The Experience of Saudi Arabian Women Undertaking Doctoral Research at Universities in the UK

  • Aeshah Jawkhab

Student thesis: Doctoral Thesis


Women undertaking doctoral research face challenges that are specific to their gender and culture, and there has been limited research carried out on their experiences, as most previous studies have focused on male experiences. This thesis investigates these issues using three different studies. The first is an auto-ethnography that traces and reflects on my personal experiences from the time I first considered coming to the UK on a scholarship from the Saudi Arabian Government and describes how I encountered several particular challenges in my attempts at adapting to a new culture. In the second study, 15 Saudi postgraduate women were interviewed, and their experiences reflected my own. The key themes identified were managing family and employers, adapting to life in the UK, Family life across cultures, being an international PhD student and the value of a PhD from a UK university, on possessing a PhD from a UK university. Challenges related to these themes had an impact on the psychological well-being of these Saudi women. However, there were many perceived benefits to the time spent in the UK. For the third study 247 Saudi and UK women doctoral students responded to a survey developed for this thesis, with five dimensions, specifically risking family connectedness, benefits of partner connectedness, supervisor connectedness, academic support, and autonomy and competence. Analysis of data from this questionnaire revealed that there were differences between the Saudi and UK students in their relationship with partners/husbands, supervisor support, academic satisfaction, need for autonomy, competence and relatedness, well-being and self-esteem. Research findings highlighted a significant difference between the Saudi and UK women in risking their family connectedness. Saudi women comparatively faced more challenges than the UK women. In the research findings, Saudi women tend to perceive benefits of partner connectedness at a higher level than that of UK women. While the UK students had a higher score in satisfaction, autonomy and relatedness need than Saudi women, no difference between the two groups was found in well- being and self-esteem, competence, supervisor connectedness, and academic and community connectedness. This research highlights the lack of preparedness of the Saudi women before taking up their PhD studies in the UK and recommends that previous students are available to provide advice and guidance to those considering a scholarship so they can prepare properly. It also suggests that an Arabic specialist is appointed by hosting universities, who is outside of the supervisory team provide mentoring and social support for Saudi women on a PhD programme. Therefore, regarding the research findings and arguments procured during this research study, it is determined that logical self-determination theory applies to the challenges faced by the doctoral student.

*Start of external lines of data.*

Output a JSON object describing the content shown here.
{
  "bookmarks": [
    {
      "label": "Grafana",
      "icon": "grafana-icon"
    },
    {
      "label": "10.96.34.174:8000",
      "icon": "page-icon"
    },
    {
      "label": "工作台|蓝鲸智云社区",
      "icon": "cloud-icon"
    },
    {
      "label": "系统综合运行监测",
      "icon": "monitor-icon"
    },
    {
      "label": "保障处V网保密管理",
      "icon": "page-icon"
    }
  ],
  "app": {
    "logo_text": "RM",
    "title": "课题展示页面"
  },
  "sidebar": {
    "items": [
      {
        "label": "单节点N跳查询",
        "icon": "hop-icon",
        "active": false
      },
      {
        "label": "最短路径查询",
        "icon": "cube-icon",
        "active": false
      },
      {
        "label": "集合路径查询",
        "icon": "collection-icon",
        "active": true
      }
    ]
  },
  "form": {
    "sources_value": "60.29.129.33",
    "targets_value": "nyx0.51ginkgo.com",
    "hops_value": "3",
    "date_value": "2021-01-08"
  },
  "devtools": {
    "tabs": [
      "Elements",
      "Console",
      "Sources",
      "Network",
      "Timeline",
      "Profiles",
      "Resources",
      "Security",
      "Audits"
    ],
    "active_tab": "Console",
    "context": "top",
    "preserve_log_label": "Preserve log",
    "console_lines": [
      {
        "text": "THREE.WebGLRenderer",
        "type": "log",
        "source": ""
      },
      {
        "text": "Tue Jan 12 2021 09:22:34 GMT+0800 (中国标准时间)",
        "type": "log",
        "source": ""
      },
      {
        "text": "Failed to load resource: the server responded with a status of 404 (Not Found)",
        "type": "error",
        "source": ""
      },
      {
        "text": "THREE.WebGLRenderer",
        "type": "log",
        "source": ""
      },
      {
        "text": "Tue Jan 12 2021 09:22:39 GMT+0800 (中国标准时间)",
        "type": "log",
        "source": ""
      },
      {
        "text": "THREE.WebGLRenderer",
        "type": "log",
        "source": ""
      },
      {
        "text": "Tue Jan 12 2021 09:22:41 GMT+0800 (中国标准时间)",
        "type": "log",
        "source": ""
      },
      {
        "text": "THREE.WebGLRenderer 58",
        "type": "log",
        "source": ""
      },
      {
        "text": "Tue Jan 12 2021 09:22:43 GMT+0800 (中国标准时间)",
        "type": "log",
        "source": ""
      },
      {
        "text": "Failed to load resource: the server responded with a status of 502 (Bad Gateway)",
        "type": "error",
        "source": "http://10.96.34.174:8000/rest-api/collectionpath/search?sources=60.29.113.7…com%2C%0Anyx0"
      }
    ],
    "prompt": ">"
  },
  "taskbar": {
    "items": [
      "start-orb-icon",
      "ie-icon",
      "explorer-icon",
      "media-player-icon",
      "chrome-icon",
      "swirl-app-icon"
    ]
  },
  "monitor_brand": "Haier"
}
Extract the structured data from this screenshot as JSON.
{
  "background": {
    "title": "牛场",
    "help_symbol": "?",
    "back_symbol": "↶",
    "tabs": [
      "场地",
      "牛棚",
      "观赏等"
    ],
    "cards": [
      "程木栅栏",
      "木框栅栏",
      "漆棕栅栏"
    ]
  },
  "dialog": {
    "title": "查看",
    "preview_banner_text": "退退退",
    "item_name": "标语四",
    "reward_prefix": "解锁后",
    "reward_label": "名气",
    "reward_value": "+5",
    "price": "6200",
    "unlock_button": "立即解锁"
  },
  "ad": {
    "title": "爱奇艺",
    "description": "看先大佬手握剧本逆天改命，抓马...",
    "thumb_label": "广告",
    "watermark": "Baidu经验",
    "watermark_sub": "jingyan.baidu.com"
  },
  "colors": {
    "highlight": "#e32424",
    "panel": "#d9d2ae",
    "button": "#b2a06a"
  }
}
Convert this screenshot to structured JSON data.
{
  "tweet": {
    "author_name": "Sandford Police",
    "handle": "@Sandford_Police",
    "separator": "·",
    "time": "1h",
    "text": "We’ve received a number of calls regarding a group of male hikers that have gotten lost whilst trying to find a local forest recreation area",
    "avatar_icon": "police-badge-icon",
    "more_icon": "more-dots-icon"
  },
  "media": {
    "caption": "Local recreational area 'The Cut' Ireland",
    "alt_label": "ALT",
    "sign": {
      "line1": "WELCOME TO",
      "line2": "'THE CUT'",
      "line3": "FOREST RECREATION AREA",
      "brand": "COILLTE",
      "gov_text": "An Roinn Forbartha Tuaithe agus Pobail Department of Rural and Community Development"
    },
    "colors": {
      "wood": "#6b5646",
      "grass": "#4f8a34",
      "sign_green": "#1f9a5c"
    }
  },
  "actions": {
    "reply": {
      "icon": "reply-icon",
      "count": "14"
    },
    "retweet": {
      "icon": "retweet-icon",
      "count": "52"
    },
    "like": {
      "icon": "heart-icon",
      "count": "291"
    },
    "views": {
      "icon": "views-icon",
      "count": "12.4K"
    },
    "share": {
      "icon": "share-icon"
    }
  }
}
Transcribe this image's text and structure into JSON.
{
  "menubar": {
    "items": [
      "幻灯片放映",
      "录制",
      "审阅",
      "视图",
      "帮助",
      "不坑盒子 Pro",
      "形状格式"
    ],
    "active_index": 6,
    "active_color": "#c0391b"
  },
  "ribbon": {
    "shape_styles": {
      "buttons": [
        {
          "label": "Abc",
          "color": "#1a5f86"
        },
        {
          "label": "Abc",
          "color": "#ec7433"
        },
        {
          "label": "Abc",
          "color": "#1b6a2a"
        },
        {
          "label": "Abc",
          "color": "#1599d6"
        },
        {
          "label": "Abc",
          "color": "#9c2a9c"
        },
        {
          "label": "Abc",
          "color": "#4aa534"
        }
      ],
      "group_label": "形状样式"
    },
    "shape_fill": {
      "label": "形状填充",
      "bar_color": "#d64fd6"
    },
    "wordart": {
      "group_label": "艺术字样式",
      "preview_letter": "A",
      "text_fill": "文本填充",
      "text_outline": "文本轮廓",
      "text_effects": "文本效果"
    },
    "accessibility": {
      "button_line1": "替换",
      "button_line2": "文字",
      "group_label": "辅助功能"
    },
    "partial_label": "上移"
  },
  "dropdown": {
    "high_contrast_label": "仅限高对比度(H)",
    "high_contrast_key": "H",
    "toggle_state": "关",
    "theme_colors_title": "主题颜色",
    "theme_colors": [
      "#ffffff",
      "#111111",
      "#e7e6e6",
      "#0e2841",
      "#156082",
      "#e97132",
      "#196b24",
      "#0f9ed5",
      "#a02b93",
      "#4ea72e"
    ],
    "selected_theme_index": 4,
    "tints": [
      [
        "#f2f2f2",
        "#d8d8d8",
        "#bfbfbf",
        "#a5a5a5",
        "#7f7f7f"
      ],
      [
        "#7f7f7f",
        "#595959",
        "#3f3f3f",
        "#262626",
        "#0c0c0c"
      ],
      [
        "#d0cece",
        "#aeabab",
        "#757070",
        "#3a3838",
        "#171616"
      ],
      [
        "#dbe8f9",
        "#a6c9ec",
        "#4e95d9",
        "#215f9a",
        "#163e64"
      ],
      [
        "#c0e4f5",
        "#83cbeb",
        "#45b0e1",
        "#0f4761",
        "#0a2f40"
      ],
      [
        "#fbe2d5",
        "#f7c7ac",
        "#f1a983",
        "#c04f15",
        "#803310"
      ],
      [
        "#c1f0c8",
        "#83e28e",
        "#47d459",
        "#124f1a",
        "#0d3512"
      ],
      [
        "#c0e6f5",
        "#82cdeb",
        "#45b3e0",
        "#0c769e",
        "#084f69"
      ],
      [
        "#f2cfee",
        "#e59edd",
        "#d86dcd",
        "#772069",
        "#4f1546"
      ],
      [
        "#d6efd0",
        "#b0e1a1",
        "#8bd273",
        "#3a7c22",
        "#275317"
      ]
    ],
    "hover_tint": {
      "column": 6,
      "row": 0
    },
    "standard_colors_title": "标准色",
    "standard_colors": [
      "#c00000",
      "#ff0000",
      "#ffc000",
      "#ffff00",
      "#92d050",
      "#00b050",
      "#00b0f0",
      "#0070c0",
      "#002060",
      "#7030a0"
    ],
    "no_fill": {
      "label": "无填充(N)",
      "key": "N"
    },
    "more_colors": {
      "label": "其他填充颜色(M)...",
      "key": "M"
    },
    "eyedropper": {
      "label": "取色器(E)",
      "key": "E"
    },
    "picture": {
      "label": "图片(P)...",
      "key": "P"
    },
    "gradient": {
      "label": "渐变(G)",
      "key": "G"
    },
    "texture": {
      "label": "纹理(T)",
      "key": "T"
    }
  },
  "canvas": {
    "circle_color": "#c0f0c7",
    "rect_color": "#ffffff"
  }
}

Additionally, the formulation and implementation of stated strategies could be instrumental in helping the students understand the challenges of the new culture.
Date of Award23 Apr 2024
Original languageEnglish
Awarding Institution
  • University of Portsmouth
SupervisorKarl Nunkoosing (Supervisor), Daphne Kaklamanou (Supervisor) & Sherria Hoskins (Supervisor)

Cite this